§ **Aim of the task**
A bare number is the expected answer: the count of lines in the data holding "date".

§ **Data**
——————

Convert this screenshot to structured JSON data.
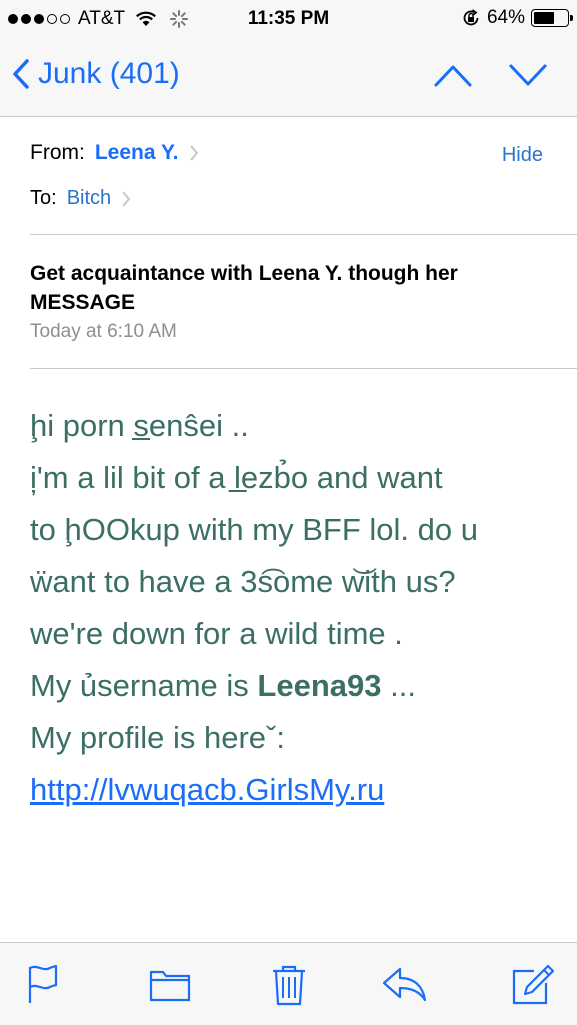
{
  "status": {
    "carrier": "AT&T",
    "time": "11:35 PM",
    "battery_percent": "64%",
    "battery_level": 0.64
  },
  "nav": {
    "back_label": "Junk (401)"
  },
  "message": {
    "from_label": "From:",
    "from_name": "Leena Y.",
    "hide_label": "Hide",
    "to_label": "To:",
    "to_name": "Bitch",
    "subject": "Get acquaintance with Leena Y. though her MESSAGE",
    "date": "Today at 6:10 AM",
    "body_lines": [
      "ḩi porn s̲enŝei ..",
      "i̦'m a lil bit of a l̲ezb̉o and want",
      "to ḩOOkup with my BFF lol. do u",
      "ẅant to have a 3s͡ome w͝ith us?",
      "we're down for a wild time .",
      "My ủsername is",
      "My profile is hereˇ:"
    ],
    "username": "Leena93",
    "username_suffix": " ...",
    "link": "http://lvwuqacb.GirlsMy.ru"
  },
  "icons": {
    "back": "chevron-left-icon",
    "prev": "chevron-up-icon",
    "next": "chevron-down-icon",
    "flag": "flag-icon",
    "folder": "folder-icon",
    "trash": "trash-icon",
    "reply": "reply-icon",
    "compose": "compose-icon"
  },
  "colors": {
    "accent": "#1a6df7",
    "body_text": "#3b6f65",
    "secondary_text": "#8e8e93"
  }
}
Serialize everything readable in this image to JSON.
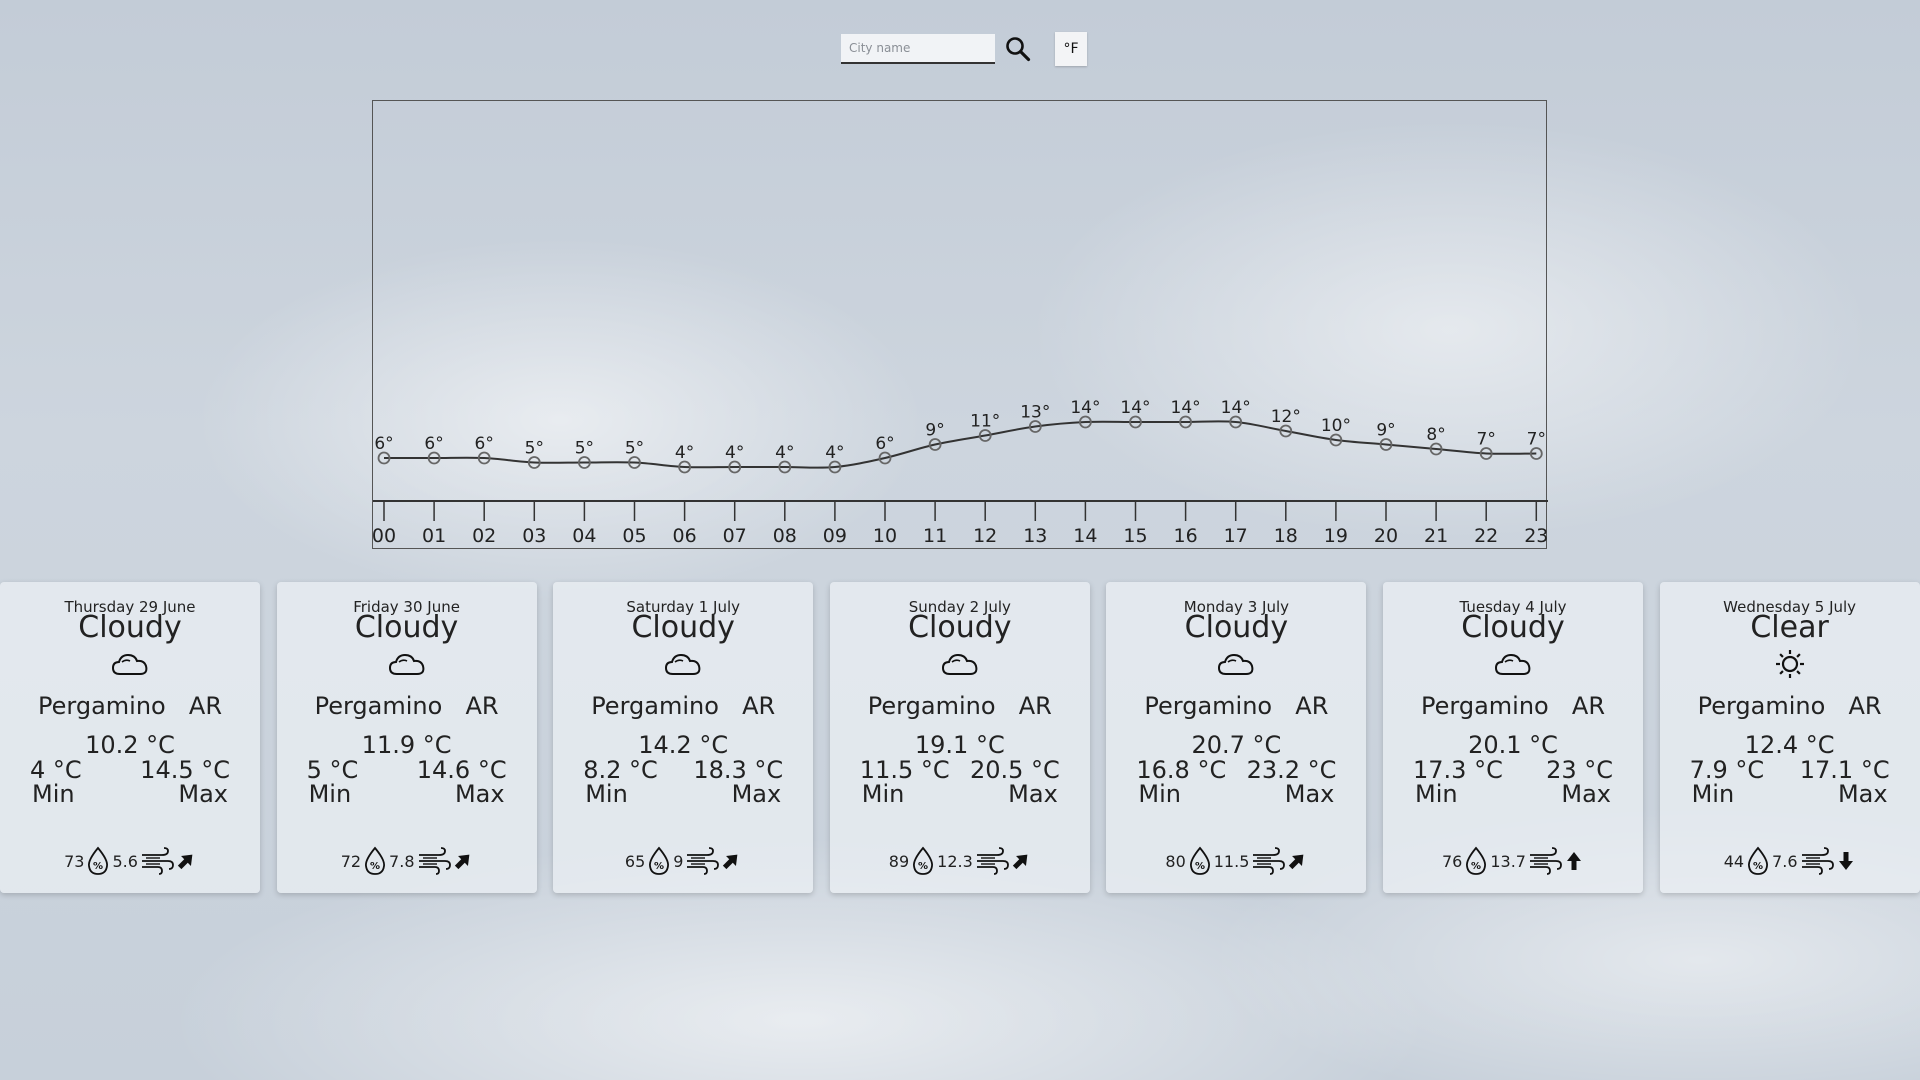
{
  "search": {
    "placeholder": "City name"
  },
  "unit_toggle": {
    "label": "°F"
  },
  "chart_data": {
    "type": "line",
    "x": [
      "00",
      "01",
      "02",
      "03",
      "04",
      "05",
      "06",
      "07",
      "08",
      "09",
      "10",
      "11",
      "12",
      "13",
      "14",
      "15",
      "16",
      "17",
      "18",
      "19",
      "20",
      "21",
      "22",
      "23"
    ],
    "series": [
      {
        "values": [
          6,
          6,
          6,
          5,
          5,
          5,
          4,
          4,
          4,
          4,
          6,
          9,
          11,
          13,
          14,
          14,
          14,
          14,
          12,
          10,
          9,
          8,
          7,
          7
        ]
      }
    ],
    "value_suffix": "°",
    "grid": false,
    "colors": {
      "line": "#333333",
      "marker": "#666666"
    }
  },
  "forecast": [
    {
      "date": "Thursday 29 June",
      "condition": "Cloudy",
      "icon": "cloud-icon",
      "city": "Pergamino",
      "country": "AR",
      "temp": "10.2 °C",
      "min": "4 °C",
      "max": "14.5 °C",
      "min_label": "Min",
      "max_label": "Max",
      "humidity": "73",
      "wind": "5.6",
      "wind_dir_deg": 45
    },
    {
      "date": "Friday 30 June",
      "condition": "Cloudy",
      "icon": "cloud-icon",
      "city": "Pergamino",
      "country": "AR",
      "temp": "11.9 °C",
      "min": "5 °C",
      "max": "14.6 °C",
      "min_label": "Min",
      "max_label": "Max",
      "humidity": "72",
      "wind": "7.8",
      "wind_dir_deg": 45
    },
    {
      "date": "Saturday 1 July",
      "condition": "Cloudy",
      "icon": "cloud-icon",
      "city": "Pergamino",
      "country": "AR",
      "temp": "14.2 °C",
      "min": "8.2 °C",
      "max": "18.3 °C",
      "min_label": "Min",
      "max_label": "Max",
      "humidity": "65",
      "wind": "9",
      "wind_dir_deg": 45
    },
    {
      "date": "Sunday 2 July",
      "condition": "Cloudy",
      "icon": "cloud-icon",
      "city": "Pergamino",
      "country": "AR",
      "temp": "19.1 °C",
      "min": "11.5 °C",
      "max": "20.5 °C",
      "min_label": "Min",
      "max_label": "Max",
      "humidity": "89",
      "wind": "12.3",
      "wind_dir_deg": 45
    },
    {
      "date": "Monday 3 July",
      "condition": "Cloudy",
      "icon": "cloud-icon",
      "city": "Pergamino",
      "country": "AR",
      "temp": "20.7 °C",
      "min": "16.8 °C",
      "max": "23.2 °C",
      "min_label": "Min",
      "max_label": "Max",
      "humidity": "80",
      "wind": "11.5",
      "wind_dir_deg": 45
    },
    {
      "date": "Tuesday 4 July",
      "condition": "Cloudy",
      "icon": "cloud-icon",
      "city": "Pergamino",
      "country": "AR",
      "temp": "20.1 °C",
      "min": "17.3 °C",
      "max": "23 °C",
      "min_label": "Min",
      "max_label": "Max",
      "humidity": "76",
      "wind": "13.7",
      "wind_dir_deg": 0
    },
    {
      "date": "Wednesday 5 July",
      "condition": "Clear",
      "icon": "sun-icon",
      "city": "Pergamino",
      "country": "AR",
      "temp": "12.4 °C",
      "min": "7.9 °C",
      "max": "17.1 °C",
      "min_label": "Min",
      "max_label": "Max",
      "humidity": "44",
      "wind": "7.6",
      "wind_dir_deg": 180
    }
  ]
}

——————

§ **Expected output**
8